Game of the Week: Christmas Extravaganza
Thanksgiving is my favorite holiday of the year. I’m a glutton.
But on Thanksgiving, I had to watch the New England Patriots hold the heads of their alleged rivals, the New York Jets, in a toilet bowl for three hours. It was a nightmare.
That’s why Christmas is a close, close second, and it easily beats out Thanksgiving when it comes to viewing pleasure. The NBA has lovingly provided us with 12 hours of great matchups to occupy us after we tire of our new gifts.
And they are great matchups. For my, and to a lesser extent, your amusement, I have ranked them, so you know which ones to skip to spend time with your dumb family.
But the real heroes will spend all 12 hours on the couch, wondering whether the numbness in our legs is atrophy or alcohol poisoning.
Denver Nuggets at Los Angeles Clippers, ESPN, 10:30 p.m. eastern time

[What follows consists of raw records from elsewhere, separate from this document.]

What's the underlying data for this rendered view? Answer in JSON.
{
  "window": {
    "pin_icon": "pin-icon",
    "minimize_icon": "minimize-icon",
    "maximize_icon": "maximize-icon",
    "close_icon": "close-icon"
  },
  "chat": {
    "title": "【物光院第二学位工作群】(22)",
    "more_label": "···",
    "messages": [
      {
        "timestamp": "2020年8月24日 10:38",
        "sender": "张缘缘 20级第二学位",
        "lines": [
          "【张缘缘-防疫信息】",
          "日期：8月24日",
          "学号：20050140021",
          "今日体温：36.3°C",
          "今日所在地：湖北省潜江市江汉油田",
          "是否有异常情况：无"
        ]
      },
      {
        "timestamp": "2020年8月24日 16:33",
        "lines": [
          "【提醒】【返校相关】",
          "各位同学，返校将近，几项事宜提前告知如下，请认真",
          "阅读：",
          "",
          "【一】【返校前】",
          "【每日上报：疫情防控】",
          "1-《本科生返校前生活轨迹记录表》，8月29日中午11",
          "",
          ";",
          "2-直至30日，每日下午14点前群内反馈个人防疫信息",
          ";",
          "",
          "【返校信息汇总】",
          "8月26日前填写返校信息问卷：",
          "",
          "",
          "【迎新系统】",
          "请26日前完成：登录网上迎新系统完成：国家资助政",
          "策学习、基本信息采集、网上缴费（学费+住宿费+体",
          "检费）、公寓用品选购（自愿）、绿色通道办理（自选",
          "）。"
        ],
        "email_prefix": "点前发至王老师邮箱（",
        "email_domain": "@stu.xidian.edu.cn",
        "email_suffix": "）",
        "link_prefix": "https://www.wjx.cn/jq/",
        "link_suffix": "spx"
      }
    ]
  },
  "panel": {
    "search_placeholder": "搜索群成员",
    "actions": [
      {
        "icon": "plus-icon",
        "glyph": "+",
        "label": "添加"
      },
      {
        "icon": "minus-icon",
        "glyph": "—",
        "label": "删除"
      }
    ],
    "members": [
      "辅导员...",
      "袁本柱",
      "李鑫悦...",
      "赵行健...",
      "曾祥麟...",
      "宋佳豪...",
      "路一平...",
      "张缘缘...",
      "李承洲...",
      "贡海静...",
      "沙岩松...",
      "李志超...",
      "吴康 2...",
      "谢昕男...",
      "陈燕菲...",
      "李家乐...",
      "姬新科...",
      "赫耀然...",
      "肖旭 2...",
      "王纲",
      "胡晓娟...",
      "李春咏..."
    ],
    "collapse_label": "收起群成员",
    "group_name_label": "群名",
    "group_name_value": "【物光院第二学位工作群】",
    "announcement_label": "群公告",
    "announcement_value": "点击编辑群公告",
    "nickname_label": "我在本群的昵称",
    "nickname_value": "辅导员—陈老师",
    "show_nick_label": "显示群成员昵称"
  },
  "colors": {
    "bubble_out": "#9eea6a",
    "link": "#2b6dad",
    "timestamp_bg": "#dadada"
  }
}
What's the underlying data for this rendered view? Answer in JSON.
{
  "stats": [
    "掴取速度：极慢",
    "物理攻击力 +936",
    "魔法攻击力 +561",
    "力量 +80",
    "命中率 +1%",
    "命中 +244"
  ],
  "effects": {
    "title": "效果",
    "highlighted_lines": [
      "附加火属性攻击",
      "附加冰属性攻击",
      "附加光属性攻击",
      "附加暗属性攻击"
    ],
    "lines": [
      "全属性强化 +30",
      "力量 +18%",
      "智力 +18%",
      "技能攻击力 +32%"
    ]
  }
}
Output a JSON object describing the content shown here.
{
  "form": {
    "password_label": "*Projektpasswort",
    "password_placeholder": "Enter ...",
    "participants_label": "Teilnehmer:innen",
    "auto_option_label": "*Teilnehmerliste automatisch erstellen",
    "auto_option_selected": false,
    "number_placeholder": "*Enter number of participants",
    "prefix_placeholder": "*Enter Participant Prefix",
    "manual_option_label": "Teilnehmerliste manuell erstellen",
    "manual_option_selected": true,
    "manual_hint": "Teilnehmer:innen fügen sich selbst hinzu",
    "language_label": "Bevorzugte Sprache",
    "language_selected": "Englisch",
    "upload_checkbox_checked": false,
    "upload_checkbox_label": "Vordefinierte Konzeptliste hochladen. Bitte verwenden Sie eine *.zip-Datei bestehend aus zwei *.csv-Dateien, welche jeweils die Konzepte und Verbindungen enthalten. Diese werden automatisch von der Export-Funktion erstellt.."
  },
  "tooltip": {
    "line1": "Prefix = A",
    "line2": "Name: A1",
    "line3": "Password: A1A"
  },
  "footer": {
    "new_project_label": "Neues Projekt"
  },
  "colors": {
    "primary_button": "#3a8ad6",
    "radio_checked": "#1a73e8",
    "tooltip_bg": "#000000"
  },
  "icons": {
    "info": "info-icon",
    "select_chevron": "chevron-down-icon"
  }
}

Yes, I think the game involving arguably the best team in the league is the least worth your time. As much as I love Danilo Gallinari, I think it would be a big upset if the Nuggets won this game, especially in Los Angeles. The Clippers are top five in offensive and defensive efficiency and force turnovers at a league-high rate, giving Chris Paul more opportunity to show why he’s the best point guard in the league. One way the Nuggets can get those opportunites back is through their edge in rebounding. They’ll need a big game from Kenneth Faried.
Boston Celtics at Brooklyn Nets, ESPN, 12 p.m. eastern time
It’s sad how mediocre the Boston Celtics have been. This is a veteran squad kept together out of a real belief that it can challenge for a title, but there hasn’t been much evidence of that. Paul Pierce is having a solid year, but Jason Terry and Courtney Lee have not come close to replacing the production of Ray Allen. The Brooklyn Nets have also been a mixed bag. Brook Lopez has been excellent, but has missed time due to injury, while Joe Johnson, Deron Williams and Gerald Wallace, who also received big new contracts this summer, have been mediocre. Williams has complained about the play-calling, which is rich coming from the guy who begged his way off a Jerry Sloan squad, but perhaps he’s right that different tactics would get more out of what is a talented lineup on paper.
Houston Rockets at Chicago Bulls, ESPN, 8 p.m. eastern time
The Chicago Bulls don’t shoot well and they turn it over a ton. But they have throttled teams on defense in their quest to stay afloat while awaiting the return of Derrick Rose. If you like ugly basketball, watch the Bulls. Joakim Noah has been the key, crashing the boards, showing a deft passing touch and anchoring one of the best defenses in the league with nimble feet and shot blocking. He’ll be called on to help often on James Harden, who is getting to the line 10 times a game. That ties him with Dwight Howard for most in the league, and Harden makes a lot more of them. Being ‘the man’ suits Harden well, and he has led the Rockets to a surprisingly strong start.
New York Knicks at Los Angeles Lakers, ABC, 3 p.m. eastern time
The last time these teams met, the Knicks won handily over the Lakers. They’re sort of similar. Both have highly efficient, pick-and-roll-heavy offenses carrying mediocre defenses. Both feature high-volume scorers and fearsome paint defenders. Both are old as hell. Both have misfit power forwards they don’t quite know what to do with. With Steve Nash back, I think this will be a more even matchup.
Oklahoma City Thunder at Miami Heat, ABC, 5:30 p.m. eastern time
There’s no topping this Finals rematch, though. Nobody, except maybe Chris Paul, is playing as well as Kevin Durant and LeBron James. Basically, it doesn’t matter how good the dinner conversation is, you have to watch this game. Merry Christmas and stuff.